A Start--But Only a Start
ESB Begins to Make Amends for Creating
River Erne Environmental Disaster
On March 7, 2000, some fifty years after creating one of the worst
environmental disasters in Ireland, the Electricity Supply Board announced it is
moving to lessen its impact on the famous salmon river, the Erne, at
Ballyshannon, Co. Donegal.
Detailing plans to erect a footbridge linking both sides of the town to the
west of the present road bridge, an ESB news release said it aimed to assist
"local amenities and tourism in the Ballyshannon area."
As a first step being taken to restore access to the scenic beauty that was
the pride of its inhabitants, and that annually drew tourists in large numbers ,
the Board is to be congratulated. And, having taken it, the Board is encouraged
to follow it with full acceptance of the proposed restoration of the Falls of
Assaroe. Restoration is technically feasible.
Missing from the press release, which is reproduced from the ESB's own web
page on the Internet, is any mention of the salmon fishery that made the Erne at
Ballyshannon one of the premier angling rivers in Ireland. Having to negotiate
the Falls served to promote the health of the stock, cleansing the fish as they
made their way upriver to spawn.
Such omission is regretted, but the fact that a start is being made, and only
a start, to make amends for the lack of planning foresight of an earlier
generation of engineers, English, Scots, German, Irish, is to be welcomed by all
readers of "A Home Page with an Irish Flavour" who enthusiastically campaign for
the restoration of the Falls of Assaroe. A special word of thanks is due to
those in the schools of Ireland who have expressed support.
The ESB press release is as follows:
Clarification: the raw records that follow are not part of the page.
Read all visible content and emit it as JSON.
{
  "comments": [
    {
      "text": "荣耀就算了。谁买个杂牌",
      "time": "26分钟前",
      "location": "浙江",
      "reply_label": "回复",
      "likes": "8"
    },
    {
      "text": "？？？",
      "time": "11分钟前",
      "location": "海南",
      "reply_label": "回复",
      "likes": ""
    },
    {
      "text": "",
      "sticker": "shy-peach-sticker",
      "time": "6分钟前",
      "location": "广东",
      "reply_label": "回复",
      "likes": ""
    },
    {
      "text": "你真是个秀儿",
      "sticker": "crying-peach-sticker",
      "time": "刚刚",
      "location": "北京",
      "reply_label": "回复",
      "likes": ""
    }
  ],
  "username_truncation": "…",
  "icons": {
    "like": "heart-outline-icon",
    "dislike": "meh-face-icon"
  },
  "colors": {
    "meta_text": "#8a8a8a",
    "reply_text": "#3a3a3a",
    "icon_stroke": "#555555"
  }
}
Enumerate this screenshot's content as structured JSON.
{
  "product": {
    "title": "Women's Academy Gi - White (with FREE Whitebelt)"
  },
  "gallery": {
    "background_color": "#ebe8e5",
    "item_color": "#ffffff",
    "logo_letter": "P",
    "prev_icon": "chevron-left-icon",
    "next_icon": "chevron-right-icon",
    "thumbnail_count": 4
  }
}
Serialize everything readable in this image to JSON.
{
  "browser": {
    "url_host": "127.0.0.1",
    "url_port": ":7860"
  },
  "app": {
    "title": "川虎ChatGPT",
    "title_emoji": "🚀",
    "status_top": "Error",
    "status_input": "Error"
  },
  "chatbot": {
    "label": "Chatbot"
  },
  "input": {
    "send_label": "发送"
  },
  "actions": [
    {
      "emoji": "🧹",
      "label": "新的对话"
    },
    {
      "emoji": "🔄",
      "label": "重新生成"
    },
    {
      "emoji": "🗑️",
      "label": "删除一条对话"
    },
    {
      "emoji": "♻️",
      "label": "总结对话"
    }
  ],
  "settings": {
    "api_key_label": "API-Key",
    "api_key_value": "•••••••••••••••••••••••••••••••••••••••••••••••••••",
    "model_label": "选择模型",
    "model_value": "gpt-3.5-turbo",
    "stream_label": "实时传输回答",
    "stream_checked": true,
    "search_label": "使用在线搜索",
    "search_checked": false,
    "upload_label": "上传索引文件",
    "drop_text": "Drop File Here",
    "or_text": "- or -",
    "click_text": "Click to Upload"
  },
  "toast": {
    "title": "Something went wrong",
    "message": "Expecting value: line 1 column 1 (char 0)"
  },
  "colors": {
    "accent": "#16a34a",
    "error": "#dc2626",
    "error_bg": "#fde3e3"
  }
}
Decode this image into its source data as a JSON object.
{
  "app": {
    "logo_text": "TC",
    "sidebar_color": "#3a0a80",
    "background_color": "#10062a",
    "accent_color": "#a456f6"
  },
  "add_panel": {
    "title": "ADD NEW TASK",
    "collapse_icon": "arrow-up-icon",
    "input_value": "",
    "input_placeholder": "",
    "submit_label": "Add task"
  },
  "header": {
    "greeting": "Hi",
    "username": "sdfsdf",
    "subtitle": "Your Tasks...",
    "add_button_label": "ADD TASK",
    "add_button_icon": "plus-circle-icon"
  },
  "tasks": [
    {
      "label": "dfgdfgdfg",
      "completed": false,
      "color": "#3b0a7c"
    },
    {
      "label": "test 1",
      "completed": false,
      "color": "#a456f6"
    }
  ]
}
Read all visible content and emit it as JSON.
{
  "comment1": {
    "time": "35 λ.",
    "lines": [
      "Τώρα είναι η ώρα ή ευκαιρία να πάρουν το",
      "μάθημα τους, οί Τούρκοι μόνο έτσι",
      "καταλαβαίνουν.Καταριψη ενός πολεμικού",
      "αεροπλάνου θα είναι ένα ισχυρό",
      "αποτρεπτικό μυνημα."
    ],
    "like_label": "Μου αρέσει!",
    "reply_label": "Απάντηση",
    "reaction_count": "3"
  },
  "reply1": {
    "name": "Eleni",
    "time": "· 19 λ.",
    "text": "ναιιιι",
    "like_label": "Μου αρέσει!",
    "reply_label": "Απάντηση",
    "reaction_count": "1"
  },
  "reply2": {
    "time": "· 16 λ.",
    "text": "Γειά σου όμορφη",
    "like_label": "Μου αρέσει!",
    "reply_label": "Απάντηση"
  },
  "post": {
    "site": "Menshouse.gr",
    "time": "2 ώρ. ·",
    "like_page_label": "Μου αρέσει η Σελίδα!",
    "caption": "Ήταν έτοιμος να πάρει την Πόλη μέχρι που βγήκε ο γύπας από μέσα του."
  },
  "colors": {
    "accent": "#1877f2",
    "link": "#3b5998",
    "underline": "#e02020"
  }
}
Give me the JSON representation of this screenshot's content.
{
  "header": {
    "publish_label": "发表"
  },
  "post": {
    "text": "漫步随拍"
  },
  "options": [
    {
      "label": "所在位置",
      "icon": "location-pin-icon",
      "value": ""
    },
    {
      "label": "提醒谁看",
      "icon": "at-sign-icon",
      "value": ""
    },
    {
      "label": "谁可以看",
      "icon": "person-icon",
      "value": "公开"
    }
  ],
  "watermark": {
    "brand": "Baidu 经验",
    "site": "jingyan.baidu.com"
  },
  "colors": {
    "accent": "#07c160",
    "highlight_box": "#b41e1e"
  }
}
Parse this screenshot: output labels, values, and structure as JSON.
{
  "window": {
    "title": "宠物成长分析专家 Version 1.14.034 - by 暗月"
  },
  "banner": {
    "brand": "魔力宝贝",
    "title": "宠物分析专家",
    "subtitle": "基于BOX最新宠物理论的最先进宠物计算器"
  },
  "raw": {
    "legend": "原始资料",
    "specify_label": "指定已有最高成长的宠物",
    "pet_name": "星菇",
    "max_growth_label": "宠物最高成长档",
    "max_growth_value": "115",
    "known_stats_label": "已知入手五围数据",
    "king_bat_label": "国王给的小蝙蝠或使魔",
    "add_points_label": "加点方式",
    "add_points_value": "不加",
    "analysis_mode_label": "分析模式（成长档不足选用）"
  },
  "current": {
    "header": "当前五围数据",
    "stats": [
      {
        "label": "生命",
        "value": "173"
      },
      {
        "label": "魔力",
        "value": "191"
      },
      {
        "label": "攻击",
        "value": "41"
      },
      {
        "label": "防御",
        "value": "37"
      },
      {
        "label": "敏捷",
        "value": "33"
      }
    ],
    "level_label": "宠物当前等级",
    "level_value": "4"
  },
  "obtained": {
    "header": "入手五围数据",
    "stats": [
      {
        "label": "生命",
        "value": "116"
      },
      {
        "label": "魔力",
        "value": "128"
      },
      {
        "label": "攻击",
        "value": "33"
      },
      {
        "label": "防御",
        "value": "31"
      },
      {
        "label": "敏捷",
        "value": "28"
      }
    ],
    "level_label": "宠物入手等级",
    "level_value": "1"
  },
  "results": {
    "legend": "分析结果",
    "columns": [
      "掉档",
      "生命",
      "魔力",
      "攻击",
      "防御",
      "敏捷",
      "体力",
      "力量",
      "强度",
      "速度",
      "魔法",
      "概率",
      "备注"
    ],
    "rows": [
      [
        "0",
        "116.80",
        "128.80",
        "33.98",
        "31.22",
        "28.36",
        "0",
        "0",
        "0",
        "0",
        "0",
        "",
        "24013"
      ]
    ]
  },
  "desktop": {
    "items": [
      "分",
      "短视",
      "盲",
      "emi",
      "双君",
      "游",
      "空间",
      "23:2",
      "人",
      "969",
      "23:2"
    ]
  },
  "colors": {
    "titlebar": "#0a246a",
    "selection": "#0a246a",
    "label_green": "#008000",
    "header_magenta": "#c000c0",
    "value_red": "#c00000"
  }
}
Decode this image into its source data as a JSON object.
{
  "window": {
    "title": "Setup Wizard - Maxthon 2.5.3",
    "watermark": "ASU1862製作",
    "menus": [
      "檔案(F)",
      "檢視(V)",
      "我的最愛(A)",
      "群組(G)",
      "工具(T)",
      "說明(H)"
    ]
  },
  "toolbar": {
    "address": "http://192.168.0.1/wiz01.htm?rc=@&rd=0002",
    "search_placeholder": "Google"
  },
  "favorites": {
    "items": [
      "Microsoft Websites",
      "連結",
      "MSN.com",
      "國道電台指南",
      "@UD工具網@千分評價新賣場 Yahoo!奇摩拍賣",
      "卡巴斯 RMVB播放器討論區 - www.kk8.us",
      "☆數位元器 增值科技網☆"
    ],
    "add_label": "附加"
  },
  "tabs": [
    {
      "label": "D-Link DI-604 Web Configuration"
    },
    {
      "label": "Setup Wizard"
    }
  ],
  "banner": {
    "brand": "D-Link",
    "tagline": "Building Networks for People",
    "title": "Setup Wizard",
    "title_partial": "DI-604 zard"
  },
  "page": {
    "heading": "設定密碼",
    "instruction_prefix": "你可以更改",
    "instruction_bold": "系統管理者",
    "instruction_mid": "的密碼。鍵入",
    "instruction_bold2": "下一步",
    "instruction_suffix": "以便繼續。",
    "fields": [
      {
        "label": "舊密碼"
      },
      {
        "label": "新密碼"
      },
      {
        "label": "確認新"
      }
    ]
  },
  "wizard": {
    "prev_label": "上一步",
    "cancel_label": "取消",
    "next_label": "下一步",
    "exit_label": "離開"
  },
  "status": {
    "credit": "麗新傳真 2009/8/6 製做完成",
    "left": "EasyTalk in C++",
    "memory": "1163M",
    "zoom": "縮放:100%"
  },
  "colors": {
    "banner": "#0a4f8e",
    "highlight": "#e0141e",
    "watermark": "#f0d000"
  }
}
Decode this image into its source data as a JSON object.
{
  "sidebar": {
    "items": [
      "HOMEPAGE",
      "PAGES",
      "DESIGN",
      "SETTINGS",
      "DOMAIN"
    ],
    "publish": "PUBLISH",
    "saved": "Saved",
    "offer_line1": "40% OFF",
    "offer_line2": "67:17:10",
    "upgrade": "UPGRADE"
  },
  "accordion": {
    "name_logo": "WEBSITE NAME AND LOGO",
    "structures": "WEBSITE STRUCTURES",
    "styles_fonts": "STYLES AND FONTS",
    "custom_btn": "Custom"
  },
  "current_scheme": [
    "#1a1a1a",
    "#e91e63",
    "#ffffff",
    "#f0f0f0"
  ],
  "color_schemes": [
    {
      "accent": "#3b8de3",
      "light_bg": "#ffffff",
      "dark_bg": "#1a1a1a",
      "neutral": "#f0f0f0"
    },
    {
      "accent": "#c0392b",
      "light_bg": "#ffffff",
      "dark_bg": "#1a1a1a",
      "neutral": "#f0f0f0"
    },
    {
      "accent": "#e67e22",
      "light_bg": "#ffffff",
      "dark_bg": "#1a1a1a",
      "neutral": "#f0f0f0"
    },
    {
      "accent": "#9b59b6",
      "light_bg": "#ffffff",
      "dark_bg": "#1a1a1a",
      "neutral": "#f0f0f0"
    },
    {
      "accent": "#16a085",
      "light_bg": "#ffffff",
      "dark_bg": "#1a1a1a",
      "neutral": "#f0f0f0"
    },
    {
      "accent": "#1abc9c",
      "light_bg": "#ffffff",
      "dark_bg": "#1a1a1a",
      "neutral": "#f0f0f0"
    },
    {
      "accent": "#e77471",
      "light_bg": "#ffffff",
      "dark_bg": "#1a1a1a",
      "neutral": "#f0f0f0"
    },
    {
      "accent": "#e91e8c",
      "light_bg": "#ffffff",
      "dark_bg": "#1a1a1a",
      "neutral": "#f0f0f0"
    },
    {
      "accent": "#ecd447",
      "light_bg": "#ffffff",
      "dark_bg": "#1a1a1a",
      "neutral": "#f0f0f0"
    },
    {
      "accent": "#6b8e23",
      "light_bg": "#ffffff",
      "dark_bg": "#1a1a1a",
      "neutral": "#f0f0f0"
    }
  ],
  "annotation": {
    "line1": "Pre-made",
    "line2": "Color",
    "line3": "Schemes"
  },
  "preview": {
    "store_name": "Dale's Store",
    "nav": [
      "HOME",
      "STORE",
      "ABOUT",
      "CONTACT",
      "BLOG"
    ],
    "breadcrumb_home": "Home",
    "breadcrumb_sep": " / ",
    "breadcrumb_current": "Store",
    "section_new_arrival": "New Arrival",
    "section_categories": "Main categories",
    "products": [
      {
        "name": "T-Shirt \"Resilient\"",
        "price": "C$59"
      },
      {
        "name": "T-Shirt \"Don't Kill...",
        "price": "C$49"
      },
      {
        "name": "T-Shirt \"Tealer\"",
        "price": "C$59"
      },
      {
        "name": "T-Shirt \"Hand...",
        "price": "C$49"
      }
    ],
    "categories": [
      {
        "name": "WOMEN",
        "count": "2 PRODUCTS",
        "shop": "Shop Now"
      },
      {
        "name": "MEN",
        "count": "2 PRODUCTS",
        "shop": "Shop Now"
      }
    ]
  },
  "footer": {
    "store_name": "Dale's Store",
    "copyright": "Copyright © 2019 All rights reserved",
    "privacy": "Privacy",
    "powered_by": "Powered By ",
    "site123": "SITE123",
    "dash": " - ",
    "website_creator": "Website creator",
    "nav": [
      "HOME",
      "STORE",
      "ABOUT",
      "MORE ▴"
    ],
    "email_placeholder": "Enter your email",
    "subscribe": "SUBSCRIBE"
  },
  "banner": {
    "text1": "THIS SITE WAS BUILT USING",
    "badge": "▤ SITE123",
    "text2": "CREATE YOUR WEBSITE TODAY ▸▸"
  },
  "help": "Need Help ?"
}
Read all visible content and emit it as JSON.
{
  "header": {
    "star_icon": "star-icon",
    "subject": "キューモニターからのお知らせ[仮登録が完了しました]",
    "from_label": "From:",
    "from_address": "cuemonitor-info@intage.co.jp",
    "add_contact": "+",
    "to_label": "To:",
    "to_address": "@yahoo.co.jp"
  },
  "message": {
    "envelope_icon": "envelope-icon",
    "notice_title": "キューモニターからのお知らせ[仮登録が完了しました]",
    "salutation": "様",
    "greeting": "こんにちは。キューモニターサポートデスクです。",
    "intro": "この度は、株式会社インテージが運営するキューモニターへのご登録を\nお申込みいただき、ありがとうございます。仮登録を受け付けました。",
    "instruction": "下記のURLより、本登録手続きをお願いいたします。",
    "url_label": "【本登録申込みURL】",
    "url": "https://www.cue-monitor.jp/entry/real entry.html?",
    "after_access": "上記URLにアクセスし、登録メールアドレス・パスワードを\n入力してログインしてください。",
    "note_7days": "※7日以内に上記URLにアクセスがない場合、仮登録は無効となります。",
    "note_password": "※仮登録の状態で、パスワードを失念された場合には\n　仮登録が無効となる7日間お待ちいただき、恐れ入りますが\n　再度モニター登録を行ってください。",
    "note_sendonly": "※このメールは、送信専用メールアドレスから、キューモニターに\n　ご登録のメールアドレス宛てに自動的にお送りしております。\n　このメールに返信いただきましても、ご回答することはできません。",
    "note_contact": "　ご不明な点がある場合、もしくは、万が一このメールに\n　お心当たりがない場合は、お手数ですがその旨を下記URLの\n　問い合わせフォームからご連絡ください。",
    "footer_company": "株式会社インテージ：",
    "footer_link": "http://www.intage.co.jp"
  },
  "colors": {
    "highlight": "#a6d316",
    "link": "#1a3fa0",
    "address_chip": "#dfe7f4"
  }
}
ESB PLANS AMENITY DEVELOPMENT NEAR HYDRO-ELECTRIC STATION
A programme aimed at assisting local amenities and tourism in the
Ballyshannon area has been proposed by ESB.
To celebrate the 50th Anniversary of the commissioning of the first generator
at Cathaleen’s Fall, ESB propose to carry out some enhancement projects at the
tailrace area below Cathaleen’s Fall generating station in Ballyshannon,
including the building of a footbridge to a high standard, and the provision of
landscaped areas and seating for visitors.
As well as some landscaping along the tailrace, east of the existing
Ballyshannon bridge, it is planned to refurbish part of the tailrace banks on
both sides close to where the tailrace meets the estuary on the seaward side
where there is an existing weir and flume structure.
The area adjacent to the flume will be developed into a public park with park
furniture, shrub beds, pathways and access from the public roads. Part of the
proposal involves the construction of a footbridge across the Erne in that
location to link the two areas together.
Mr Pat Naughton, Station Manager, explained: “It is intended that the bridge
itself will be to a high standard of visual design and, it is expected, it will
enhance the view along the tailrace from the existing road bridge with the
estuary in the background.”
He said that seating areas would be provided in the public parks in the areas
at both sides of the river. It is expected that this development will provide a
natural facility for circular walks linking, as envisaged, the Mall and swimming
pool areas on the north side to the public road on the south side. It is hoped
also to provide wheelchair access in the park area.
“The area particularly lends itself to such development. The proposed park
will provide very pleasant views of Inis Saimer and the Mall Quay as well as
providing access close to the river,” continued Mr Naughton.
| Canadian Vindicator